Pediatric Arytenoid Dislocation: Diagnosis and Treatment

Andrew S. Mallon, Philadelphia College of Osteopathic Medicine
Joel E. Portnoy
Tré Landrum
Robert T. Sataloff

This article was published in Journal of Voice, Volume 28, Issue 1, January 2014, Pages 115-122.

The published version is available at

Copyright © 2013 The Voice Foundation
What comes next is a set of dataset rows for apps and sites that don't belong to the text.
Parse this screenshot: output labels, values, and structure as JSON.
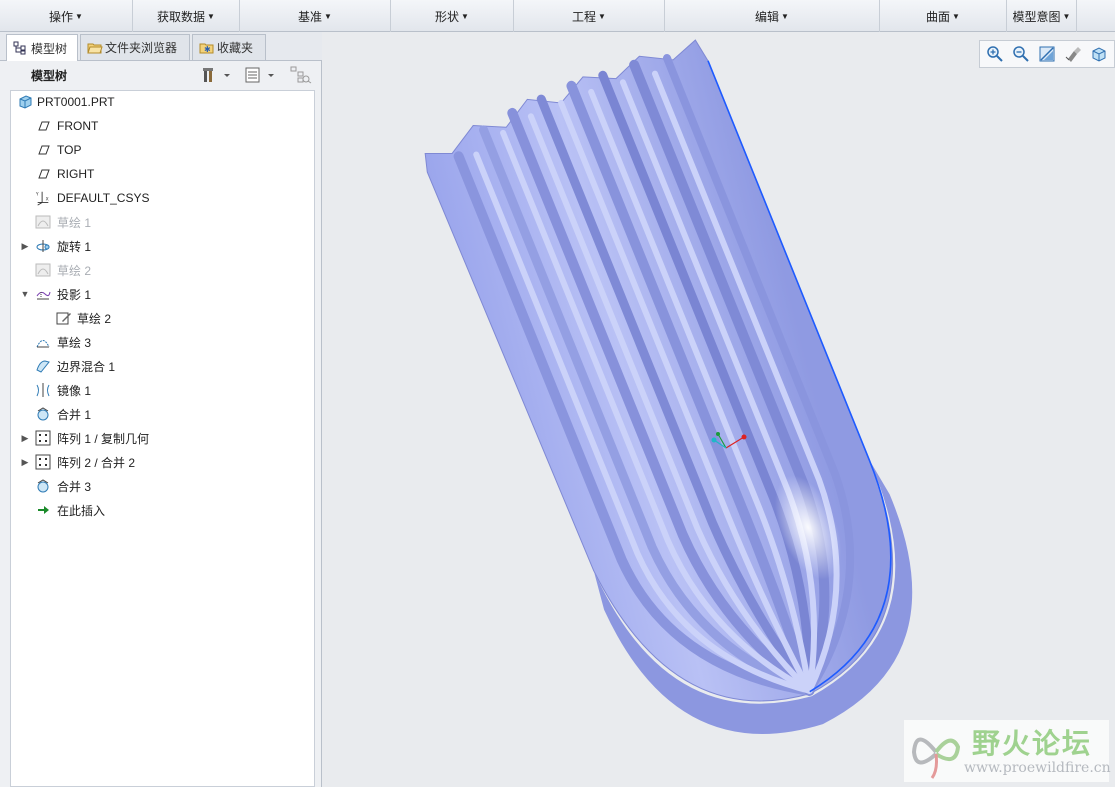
{
  "ribbon": {
    "groups": [
      {
        "label": "操作"
      },
      {
        "label": "获取数据"
      },
      {
        "label": "基准"
      },
      {
        "label": "形状"
      },
      {
        "label": "工程"
      },
      {
        "label": "编辑"
      },
      {
        "label": "曲面"
      },
      {
        "label": "模型意图"
      }
    ]
  },
  "tabs": {
    "model_tree": "模型树",
    "folder_browser": "文件夹浏览器",
    "favorites": "收藏夹"
  },
  "tree_header": {
    "title": "模型树"
  },
  "tree": {
    "items": [
      {
        "label": "PRT0001.PRT",
        "icon": "part-icon"
      },
      {
        "label": "FRONT",
        "icon": "datum-plane-icon"
      },
      {
        "label": "TOP",
        "icon": "datum-plane-icon"
      },
      {
        "label": "RIGHT",
        "icon": "datum-plane-icon"
      },
      {
        "label": "DEFAULT_CSYS",
        "icon": "csys-icon"
      },
      {
        "label": "草绘 1",
        "icon": "sketch-icon",
        "dim": true
      },
      {
        "label": "旋转 1",
        "icon": "revolve-icon",
        "expand": "collapsed"
      },
      {
        "label": "草绘 2",
        "icon": "sketch-icon",
        "dim": true
      },
      {
        "label": "投影 1",
        "icon": "projection-icon",
        "expand": "expanded"
      },
      {
        "label": "草绘 2",
        "icon": "sketch-edit-icon",
        "child": true
      },
      {
        "label": "草绘 3",
        "icon": "sketch-icon"
      },
      {
        "label": "边界混合 1",
        "icon": "boundary-blend-icon"
      },
      {
        "label": "镜像 1",
        "icon": "mirror-icon"
      },
      {
        "label": "合并 1",
        "icon": "merge-icon"
      },
      {
        "label": "阵列 1 / 复制几何",
        "icon": "pattern-icon",
        "expand": "collapsed"
      },
      {
        "label": "阵列 2 / 合并 2",
        "icon": "pattern-icon",
        "expand": "collapsed"
      },
      {
        "label": "合并 3",
        "icon": "merge-icon"
      },
      {
        "label": "在此插入",
        "icon": "insert-here-arrow-icon"
      }
    ]
  },
  "watermark": {
    "title": "野火论坛",
    "url": "www.proewildfire.cn"
  },
  "colors": {
    "model_fill": "#a8b2ef",
    "model_dark": "#8490d6",
    "model_light": "#c6cdf7",
    "edge_highlight": "#1e5bff",
    "tree_bg": "#ffffff",
    "viewport_bg": "#e9ebee"
  }
}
Arytenoid dislocation and subluxation are well-described injuries in adults but are poorly documented in children. The most commonly cited etiology is intubation trauma although external blunt trauma also is recognized. Symptoms include dysphonia, vocal fatigue, loss of vocal control, breathiness, odynophagia, dysphagia, dyspnea, and cough. Prompt diagnosis and treatment lead to the best chance for recovery, and delayed treatment is likely to result in scarring and possibly ankylosis. The mean age of our study group was 12.3 years and consisted of six males (55%) and five females (45%). The most commonly presenting symptom was hoarseness (81.8%). Six of the 11 patients underwent surgical correction of the dislocated arytenoid cartilage. Four patients refused any treatment and one patient received voice therapy alone. Two patients who refused surgical intervention had spontaneous reduction of their dislocations. After surgical intervention, one patient regained normal voice, four patients had substantial voice improvement without return to preinjury vocal function, and one patient had only slight voice improvement. Pediatric symptoms are similar to these in adults, yet these may be less noticeable to the patient and clinician. A high index of suspicion is needed to diagnose and treat pediatric arytenoid dislocation.